The first hurdle that must be overcome is obtaining legal approval. Federal regulations on space activity make obtaining permissions a tedious and expensive process. The process of governmental approval of a satellite launch follows a general pattern.
First, candidates must get a launch license from the Federal Aviation Administration (FAA). If the satellite has remote sensing capabilities, a license from the Department of Commerce is also necessary. More licenses are required from the Federal Communications Commission, Department of State, and other organizations. The chart below lists the various organizations and oversight requirements groups must meet before receiving approval:
Despite the obstacles, some commercial satellite projects do get approved. As of 2018, 119 remote sensing licenses have been granted to around 1,000 imaging satellites, owned by both private corporations as well as universities.
This challenge isn’t unique to wildfire technology. Other industries have submitted proposals to centralize all licenses for commercial spacecraft under one government organization. This would look something like making the FAA the primary resource for space entrepreneurs. Centralization would make the licensing process more viable for innovators. Up to now this solution has been largely ignored in Congress, but the wildfire issue adds an element of urgency that may change some minds. Streamlining this process could make it easier to test, innovate, and deploy these systems.
Proactively fund satellite fire detection
The second main challenge that wildfire detection satellite projects face is the high upfront cost. Without the proper financial capital, remote sensing system implementation is unlikely. For example, FUEGO’s satellite would likely cost about $300 million to build and launch. That kind of money is usually only obtained through government investment, but legal and monetary obstacles make this difficult.

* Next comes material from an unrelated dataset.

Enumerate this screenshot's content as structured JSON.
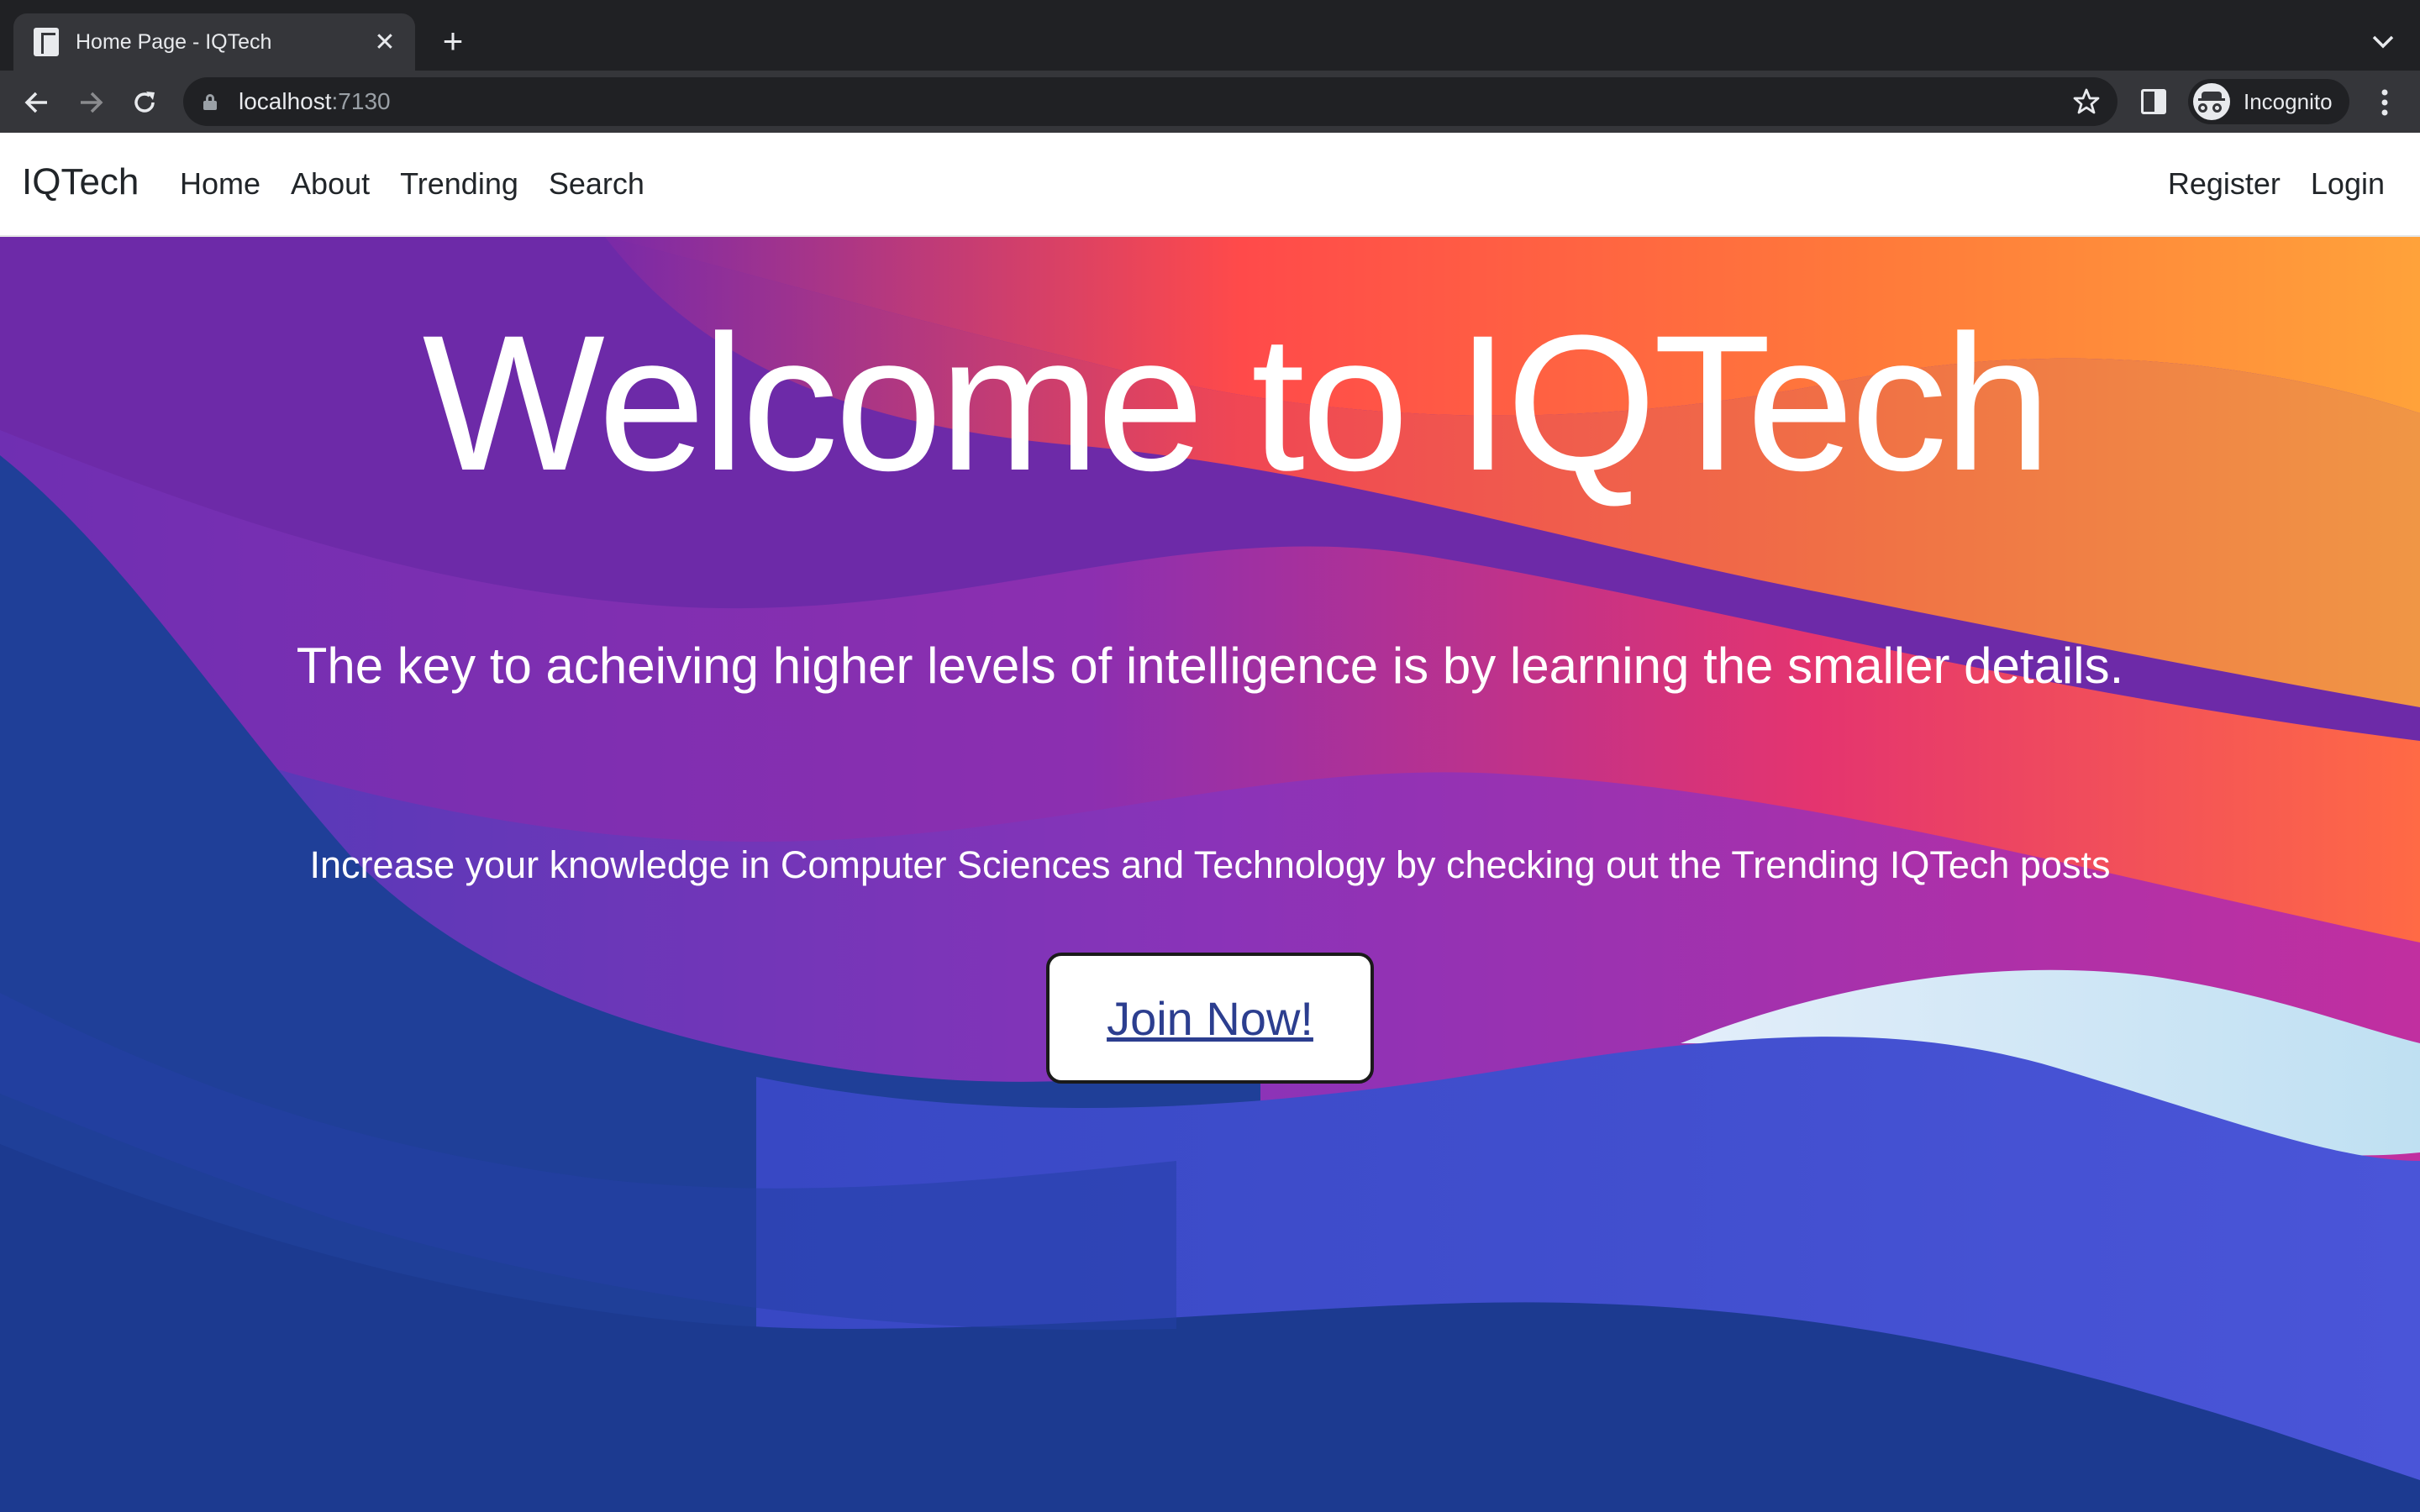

Land management agencies are disincentivized from pursuing satellite projects because of barriers to cost-sharing between agencies. Retiring siloed funding policies would allow for remote sensing technology to become the norm for government wildfire efforts. Otherwise, very wealthy corporate sponsors are a must (think Elon Musk’s Starlink).
Even with agency collaboration, $300 million can seem like a heavy price tag. But to put that into perspective, compare it with the US government’s annual spending on fire suppression. In the past 5 years, suppression spending totaled $14.3 billion — an average of nearly $3 billion per year.
That $300 million feels even smaller when compared to the damages that early detection could potentially prevent. A recent study in Nature Sustainability found that the 2018 wildfire season caused more than $148 billion of damage just in the state of California. The $300 million cost is a tiny fraction of the potential benefits a wildfire detection satellite could provide.
Spreading funding out across multiple government agencies could help incentivize such investments. Even with significant policy barriers, the US government has backed many commercial space companies since the industry’s emergence in the 2000s. These products have been used for national defense, disaster mapping and response, and the general benefit of society.
In fact, the government recently invested in Planet Labs, a remote sensing company. The company’s mission is to provide satellite imagery to solve issues ranging from traffic to flood monitoring. Placing a similar value on wildfire prevention should be a priority.
Entrepreneurs, policymakers, and innovators alike should invest in a future where fires can be detected within minutes of being started and put out within hours. Having the power to quickly detect wildfires that put communities at risk will only get more important as wildfire seasons continue to lengthen and communities continue to develop in wildfire-prone regions.
With a little collaboration, satellites can become an effective tool in the belt of fire responders.